▸ **Task to carry out**
The entries below should be output exactly as written.

※ ※ ※

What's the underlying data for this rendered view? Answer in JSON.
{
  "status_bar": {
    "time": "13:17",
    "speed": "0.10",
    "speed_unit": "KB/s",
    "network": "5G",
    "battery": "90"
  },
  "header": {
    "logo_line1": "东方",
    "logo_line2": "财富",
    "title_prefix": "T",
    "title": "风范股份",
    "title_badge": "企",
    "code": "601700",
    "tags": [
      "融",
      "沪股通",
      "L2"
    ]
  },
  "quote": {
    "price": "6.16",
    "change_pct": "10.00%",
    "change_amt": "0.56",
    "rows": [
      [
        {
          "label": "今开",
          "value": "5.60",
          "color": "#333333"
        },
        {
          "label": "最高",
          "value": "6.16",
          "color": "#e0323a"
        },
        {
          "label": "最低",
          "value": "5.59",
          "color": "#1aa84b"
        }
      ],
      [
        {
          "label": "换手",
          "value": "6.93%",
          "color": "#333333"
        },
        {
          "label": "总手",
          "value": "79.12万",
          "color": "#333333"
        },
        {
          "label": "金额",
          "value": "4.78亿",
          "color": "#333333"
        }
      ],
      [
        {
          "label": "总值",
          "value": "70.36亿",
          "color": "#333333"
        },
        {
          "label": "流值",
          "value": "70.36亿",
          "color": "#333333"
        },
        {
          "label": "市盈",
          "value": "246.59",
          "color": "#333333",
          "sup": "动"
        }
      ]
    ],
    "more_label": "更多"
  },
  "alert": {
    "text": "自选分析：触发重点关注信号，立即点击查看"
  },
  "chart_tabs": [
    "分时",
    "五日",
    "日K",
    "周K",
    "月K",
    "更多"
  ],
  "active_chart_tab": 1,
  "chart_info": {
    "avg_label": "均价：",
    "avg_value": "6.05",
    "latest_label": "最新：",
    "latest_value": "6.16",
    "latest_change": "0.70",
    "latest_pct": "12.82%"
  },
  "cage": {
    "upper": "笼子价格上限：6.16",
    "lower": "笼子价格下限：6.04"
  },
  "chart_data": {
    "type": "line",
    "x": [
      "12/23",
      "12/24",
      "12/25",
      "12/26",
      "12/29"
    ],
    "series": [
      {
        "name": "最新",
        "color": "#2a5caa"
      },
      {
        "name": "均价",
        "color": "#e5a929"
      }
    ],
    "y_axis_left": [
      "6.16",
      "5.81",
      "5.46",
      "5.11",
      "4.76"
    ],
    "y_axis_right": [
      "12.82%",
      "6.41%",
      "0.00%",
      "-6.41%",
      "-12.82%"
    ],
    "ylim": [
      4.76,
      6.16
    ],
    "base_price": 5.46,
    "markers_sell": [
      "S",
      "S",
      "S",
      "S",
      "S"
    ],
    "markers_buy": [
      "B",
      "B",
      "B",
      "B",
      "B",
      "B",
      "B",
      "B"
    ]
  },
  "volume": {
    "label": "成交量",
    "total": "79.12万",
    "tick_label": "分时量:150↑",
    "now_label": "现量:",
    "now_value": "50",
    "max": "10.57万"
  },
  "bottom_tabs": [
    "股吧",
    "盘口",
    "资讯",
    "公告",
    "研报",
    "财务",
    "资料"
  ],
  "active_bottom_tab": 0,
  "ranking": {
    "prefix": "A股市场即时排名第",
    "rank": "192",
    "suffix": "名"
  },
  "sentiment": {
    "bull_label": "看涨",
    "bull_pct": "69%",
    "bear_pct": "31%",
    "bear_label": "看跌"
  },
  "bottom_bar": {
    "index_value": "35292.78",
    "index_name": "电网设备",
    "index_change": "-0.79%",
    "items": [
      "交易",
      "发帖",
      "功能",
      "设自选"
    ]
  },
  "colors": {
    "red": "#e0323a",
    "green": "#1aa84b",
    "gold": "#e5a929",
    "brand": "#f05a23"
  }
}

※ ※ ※

▸ **Task result**
What's the underlying data for this rendered view? Answer in JSON.
{
  "status_bar": {
    "time": "13:17",
    "speed": "0.10",
    "speed_unit": "KB/s",
    "network": "5G",
    "battery": "90"
  },
  "header": {
    "logo_line1": "东方",
    "logo_line2": "财富",
    "title_prefix": "T",
    "title": "风范股份",
    "title_badge": "企",
    "code": "601700",
    "tags": [
      "融",
      "沪股通",
      "L2"
    ]
  },
  "quote": {
    "price": "6.16",
    "change_pct": "10.00%",
    "change_amt": "0.56",
    "rows": [
      [
        {
          "label": "今开",
          "value": "5.60",
          "color": "#333333"
        },
        {
          "label": "最高",
          "value": "6.16",
          "color": "#e0323a"
        },
        {
          "label": "最低",
          "value": "5.59",
          "color": "#1aa84b"
        }
      ],
      [
        {
          "label": "换手",
          "value": "6.93%",
          "color": "#333333"
        },
        {
          "label": "总手",
          "value": "79.12万",
          "color": "#333333"
        },
        {
          "label": "金额",
          "value": "4.78亿",
          "color": "#333333"
        }
      ],
      [
        {
          "label": "总值",
          "value": "70.36亿",
          "color": "#333333"
        },
        {
          "label": "流值",
          "value": "70.36亿",
          "color": "#333333"
        },
        {
          "label": "市盈",
          "value": "246.59",
          "color": "#333333",
          "sup": "动"
        }
      ]
    ],
    "more_label": "更多"
  },
  "alert": {
    "text": "自选分析：触发重点关注信号，立即点击查看"
  },
  "chart_tabs": [
    "分时",
    "五日",
    "日K",
    "周K",
    "月K",
    "更多"
  ],
  "active_chart_tab": 1,
  "chart_info": {
    "avg_label": "均价：",
    "avg_value": "6.05",
    "latest_label": "最新：",
    "latest_value": "6.16",
    "latest_change": "0.70",
    "latest_pct": "12.82%"
  },
  "cage": {
    "upper": "笼子价格上限：6.16",
    "lower": "笼子价格下限：6.04"
  },
  "chart_data": {
    "type": "line",
    "x": [
      "12/23",
      "12/24",
      "12/25",
      "12/26",
      "12/29"
    ],
    "series": [
      {
        "name": "最新",
        "color": "#2a5caa"
      },
      {
        "name": "均价",
        "color": "#e5a929"
      }
    ],
    "y_axis_left": [
      "6.16",
      "5.81",
      "5.46",
      "5.11",
      "4.76"
    ],
    "y_axis_right": [
      "12.82%",
      "6.41%",
      "0.00%",
      "-6.41%",
      "-12.82%"
    ],
    "ylim": [
      4.76,
      6.16
    ],
    "base_price": 5.46,
    "markers_sell": [
      "S",
      "S",
      "S",
      "S",
      "S"
    ],
    "markers_buy": [
      "B",
      "B",
      "B",
      "B",
      "B",
      "B",
      "B",
      "B"
    ]
  },
  "volume": {
    "label": "成交量",
    "total": "79.12万",
    "tick_label": "分时量:150↑",
    "now_label": "现量:",
    "now_value": "50",
    "max": "10.57万"
  },
  "bottom_tabs": [
    "股吧",
    "盘口",
    "资讯",
    "公告",
    "研报",
    "财务",
    "资料"
  ],
  "active_bottom_tab": 0,
  "ranking": {
    "prefix": "A股市场即时排名第",
    "rank": "192",
    "suffix": "名"
  },
  "sentiment": {
    "bull_label": "看涨",
    "bull_pct": "69%",
    "bear_pct": "31%",
    "bear_label": "看跌"
  },
  "bottom_bar": {
    "index_value": "35292.78",
    "index_name": "电网设备",
    "index_change": "-0.79%",
    "items": [
      "交易",
      "发帖",
      "功能",
      "设自选"
    ]
  },
  "colors": {
    "red": "#e0323a",
    "green": "#1aa84b",
    "gold": "#e5a929",
    "brand": "#f05a23"
  }
}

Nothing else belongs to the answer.